This film is part of Free
In the surviving opening scenes of this WWI-set feature, young soldiers head to the front and face life in the trenches
All that remains of this 1927 feature film about the First World War is the first reel - but these few minutes contain some beautifully crafted moments. In the touching first scene, three soldiers among a crowd of fresh recruits say goodbye to their families and sweethearts. The second scene features the camaraderie and mordant humour of the trenches as they settle into army life, joking and playing cards. Many 1920s British films dealt with the war - often paying tribute to the fallen.
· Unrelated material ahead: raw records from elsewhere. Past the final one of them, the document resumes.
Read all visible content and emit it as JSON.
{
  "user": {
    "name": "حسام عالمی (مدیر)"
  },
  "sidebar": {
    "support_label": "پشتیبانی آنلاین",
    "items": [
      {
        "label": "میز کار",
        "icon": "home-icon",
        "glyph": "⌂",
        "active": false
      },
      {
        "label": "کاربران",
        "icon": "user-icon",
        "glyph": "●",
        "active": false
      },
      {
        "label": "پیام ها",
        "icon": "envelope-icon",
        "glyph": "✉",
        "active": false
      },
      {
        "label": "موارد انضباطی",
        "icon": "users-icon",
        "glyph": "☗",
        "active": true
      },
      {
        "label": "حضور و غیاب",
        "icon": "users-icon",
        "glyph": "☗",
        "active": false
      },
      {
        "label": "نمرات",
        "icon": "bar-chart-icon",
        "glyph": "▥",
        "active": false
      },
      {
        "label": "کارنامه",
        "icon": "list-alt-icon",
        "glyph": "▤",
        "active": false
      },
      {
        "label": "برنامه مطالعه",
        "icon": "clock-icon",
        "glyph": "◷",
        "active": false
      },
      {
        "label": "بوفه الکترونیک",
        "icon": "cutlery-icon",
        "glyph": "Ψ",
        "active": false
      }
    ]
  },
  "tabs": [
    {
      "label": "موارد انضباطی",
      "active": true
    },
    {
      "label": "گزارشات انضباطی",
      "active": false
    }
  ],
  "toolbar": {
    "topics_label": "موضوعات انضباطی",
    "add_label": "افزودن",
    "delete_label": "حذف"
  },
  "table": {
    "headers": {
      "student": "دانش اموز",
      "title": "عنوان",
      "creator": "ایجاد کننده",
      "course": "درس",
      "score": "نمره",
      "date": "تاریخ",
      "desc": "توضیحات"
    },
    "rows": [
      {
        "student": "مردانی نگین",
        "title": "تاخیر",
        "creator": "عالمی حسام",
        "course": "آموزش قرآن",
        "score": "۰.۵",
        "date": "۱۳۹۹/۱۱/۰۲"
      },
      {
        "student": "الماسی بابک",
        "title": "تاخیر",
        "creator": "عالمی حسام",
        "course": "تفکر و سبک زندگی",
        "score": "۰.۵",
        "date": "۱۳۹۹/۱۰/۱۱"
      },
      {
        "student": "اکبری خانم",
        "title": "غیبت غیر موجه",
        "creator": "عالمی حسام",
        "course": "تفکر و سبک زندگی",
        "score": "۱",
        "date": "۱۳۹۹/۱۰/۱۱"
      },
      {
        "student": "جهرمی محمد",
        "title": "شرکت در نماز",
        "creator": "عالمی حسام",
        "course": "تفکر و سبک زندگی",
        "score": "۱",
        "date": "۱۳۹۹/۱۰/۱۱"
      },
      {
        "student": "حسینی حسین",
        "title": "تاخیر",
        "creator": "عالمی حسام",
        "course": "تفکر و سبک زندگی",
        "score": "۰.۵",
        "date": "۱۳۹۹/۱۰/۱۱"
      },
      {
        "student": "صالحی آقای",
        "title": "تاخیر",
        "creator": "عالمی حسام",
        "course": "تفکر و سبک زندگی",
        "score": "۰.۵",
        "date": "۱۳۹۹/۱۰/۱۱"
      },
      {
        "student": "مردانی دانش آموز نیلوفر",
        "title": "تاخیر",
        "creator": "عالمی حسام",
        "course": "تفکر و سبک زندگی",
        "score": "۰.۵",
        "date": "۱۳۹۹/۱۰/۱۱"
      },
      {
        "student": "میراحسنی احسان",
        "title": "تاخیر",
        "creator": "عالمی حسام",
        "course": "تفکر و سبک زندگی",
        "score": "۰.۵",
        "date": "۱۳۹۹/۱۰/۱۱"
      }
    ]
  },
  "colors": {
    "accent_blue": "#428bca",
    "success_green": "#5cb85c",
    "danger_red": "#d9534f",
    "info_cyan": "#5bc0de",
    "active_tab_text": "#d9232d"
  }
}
In the rest of the film, as the train station scene foreshadows, one of the soldiers will pretend to be his chum to comfort his blind mother back home. Another of the featured families is Jewish - these characters are uncomfortably caricatured, with the son counting the money he won at cards and striking a hard bargain over a penknife. The film was produced and directed by GB Samuelson, a prolific British filmmaker of the silent era, who was himself Jewish. He was the father of Sir Sydney Samuelson, the first British Film Commissioner.